# What is required
Please copy out the full listing that follows exactly; no picture belongs in the copy.

# Data for processing
==*==
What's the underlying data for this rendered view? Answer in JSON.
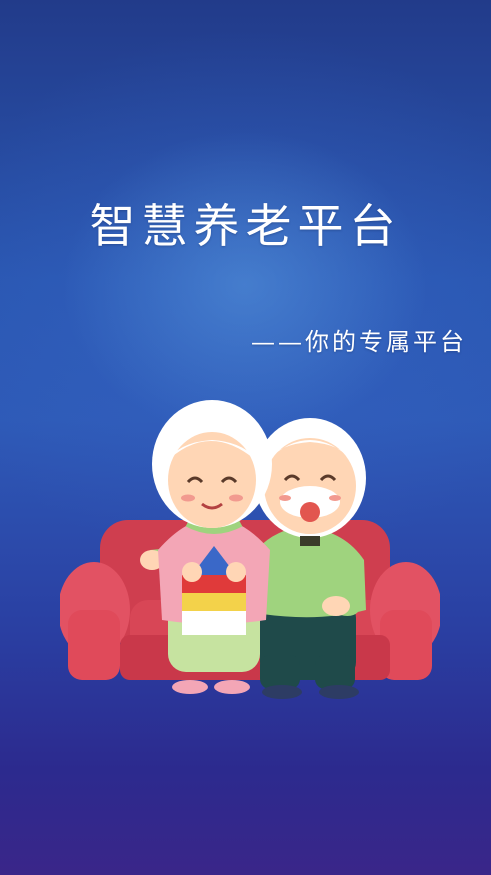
{
  "splash": {
    "title": "智慧养老平台",
    "subtitle": "——你的专属平台"
  },
  "illustration": {
    "subject": "elderly-couple-on-sofa",
    "colors": {
      "sofa": "#e04a5a",
      "grandma_sweater": "#f3a6b6",
      "grandpa_sweater": "#9fd37e",
      "grandpa_pants": "#1f4a4a",
      "hair": "#ffffff",
      "skin": "#ffd6b5"
    }
  },
  "colors": {
    "background_top": "#223b8a",
    "background_mid": "#2e5ab7",
    "background_bottom": "#3a2689",
    "text": "#ffffff"
  }
}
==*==
# Reply
What's the underlying data for this rendered view? Answer in JSON.
{
  "splash": {
    "title": "智慧养老平台",
    "subtitle": "——你的专属平台"
  },
  "illustration": {
    "subject": "elderly-couple-on-sofa",
    "colors": {
      "sofa": "#e04a5a",
      "grandma_sweater": "#f3a6b6",
      "grandpa_sweater": "#9fd37e",
      "grandpa_pants": "#1f4a4a",
      "hair": "#ffffff",
      "skin": "#ffd6b5"
    }
  },
  "colors": {
    "background_top": "#223b8a",
    "background_mid": "#2e5ab7",
    "background_bottom": "#3a2689",
    "text": "#ffffff"
  }
}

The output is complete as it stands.